Aim of the task: Look through the data below and show every line that includes "username".

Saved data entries
++++++++
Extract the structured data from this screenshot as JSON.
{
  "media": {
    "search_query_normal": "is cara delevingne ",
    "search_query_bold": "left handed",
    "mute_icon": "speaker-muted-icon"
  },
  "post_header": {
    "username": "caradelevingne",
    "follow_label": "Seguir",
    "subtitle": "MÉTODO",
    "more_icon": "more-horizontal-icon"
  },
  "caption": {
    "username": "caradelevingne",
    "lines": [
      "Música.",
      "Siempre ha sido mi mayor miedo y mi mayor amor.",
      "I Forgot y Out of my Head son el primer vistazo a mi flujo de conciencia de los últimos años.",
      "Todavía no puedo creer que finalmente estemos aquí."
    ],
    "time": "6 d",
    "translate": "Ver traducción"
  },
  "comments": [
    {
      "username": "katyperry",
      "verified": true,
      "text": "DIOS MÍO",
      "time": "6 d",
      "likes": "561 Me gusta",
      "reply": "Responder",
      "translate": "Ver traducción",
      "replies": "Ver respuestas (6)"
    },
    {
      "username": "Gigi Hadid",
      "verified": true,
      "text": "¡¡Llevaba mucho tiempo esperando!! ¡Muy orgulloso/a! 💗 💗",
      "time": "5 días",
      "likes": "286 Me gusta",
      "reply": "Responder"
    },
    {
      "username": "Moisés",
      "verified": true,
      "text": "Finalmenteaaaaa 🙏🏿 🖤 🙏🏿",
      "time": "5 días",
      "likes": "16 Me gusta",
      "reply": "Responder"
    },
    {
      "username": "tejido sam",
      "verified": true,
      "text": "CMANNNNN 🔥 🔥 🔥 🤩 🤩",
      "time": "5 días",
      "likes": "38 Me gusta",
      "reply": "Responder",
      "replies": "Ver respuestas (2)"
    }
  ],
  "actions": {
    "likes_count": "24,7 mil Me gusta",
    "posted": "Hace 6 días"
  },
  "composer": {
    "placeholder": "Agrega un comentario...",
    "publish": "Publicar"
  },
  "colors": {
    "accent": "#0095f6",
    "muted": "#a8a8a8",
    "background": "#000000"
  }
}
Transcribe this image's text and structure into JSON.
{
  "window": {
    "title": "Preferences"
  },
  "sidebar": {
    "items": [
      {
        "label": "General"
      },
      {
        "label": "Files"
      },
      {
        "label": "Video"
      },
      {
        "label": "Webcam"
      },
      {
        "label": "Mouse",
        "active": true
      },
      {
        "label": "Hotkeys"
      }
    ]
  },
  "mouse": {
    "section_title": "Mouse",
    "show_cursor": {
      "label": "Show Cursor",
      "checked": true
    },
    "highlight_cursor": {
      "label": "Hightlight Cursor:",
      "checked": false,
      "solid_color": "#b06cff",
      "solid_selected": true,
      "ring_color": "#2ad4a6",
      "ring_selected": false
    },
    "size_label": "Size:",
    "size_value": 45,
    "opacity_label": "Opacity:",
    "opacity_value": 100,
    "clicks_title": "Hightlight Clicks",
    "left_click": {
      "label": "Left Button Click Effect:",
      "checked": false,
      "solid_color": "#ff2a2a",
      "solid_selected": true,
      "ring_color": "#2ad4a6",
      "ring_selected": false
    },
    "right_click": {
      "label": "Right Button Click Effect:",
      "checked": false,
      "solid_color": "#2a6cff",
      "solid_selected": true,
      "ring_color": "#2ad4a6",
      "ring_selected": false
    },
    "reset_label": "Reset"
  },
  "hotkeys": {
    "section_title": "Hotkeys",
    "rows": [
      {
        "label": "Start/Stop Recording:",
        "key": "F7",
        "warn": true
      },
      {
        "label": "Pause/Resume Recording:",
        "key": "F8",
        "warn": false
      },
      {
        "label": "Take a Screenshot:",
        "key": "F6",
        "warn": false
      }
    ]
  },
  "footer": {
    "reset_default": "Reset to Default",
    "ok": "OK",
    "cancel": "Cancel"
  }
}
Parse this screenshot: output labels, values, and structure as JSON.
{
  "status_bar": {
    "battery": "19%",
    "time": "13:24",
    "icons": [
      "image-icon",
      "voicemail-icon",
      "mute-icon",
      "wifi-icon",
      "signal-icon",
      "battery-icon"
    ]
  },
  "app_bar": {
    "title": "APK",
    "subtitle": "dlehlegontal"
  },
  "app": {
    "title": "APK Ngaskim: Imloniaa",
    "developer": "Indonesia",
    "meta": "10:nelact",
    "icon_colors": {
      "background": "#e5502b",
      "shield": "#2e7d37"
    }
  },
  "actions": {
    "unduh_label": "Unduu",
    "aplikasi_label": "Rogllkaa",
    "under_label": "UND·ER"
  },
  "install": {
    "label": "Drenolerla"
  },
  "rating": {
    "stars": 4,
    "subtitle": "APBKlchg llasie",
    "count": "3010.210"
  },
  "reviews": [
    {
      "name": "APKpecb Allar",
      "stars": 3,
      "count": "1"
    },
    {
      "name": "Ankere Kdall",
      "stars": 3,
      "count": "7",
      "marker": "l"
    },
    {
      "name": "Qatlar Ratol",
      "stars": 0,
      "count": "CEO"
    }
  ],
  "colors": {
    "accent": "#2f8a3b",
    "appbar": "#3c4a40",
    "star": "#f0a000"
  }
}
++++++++
Reply to the exercise:
    "username": "caradelevingne",
    "username": "caradelevingne",
      "username": "katyperry",
      "username": "Gigi Hadid",
      "username": "Moisés",
      "username": "tejido sam",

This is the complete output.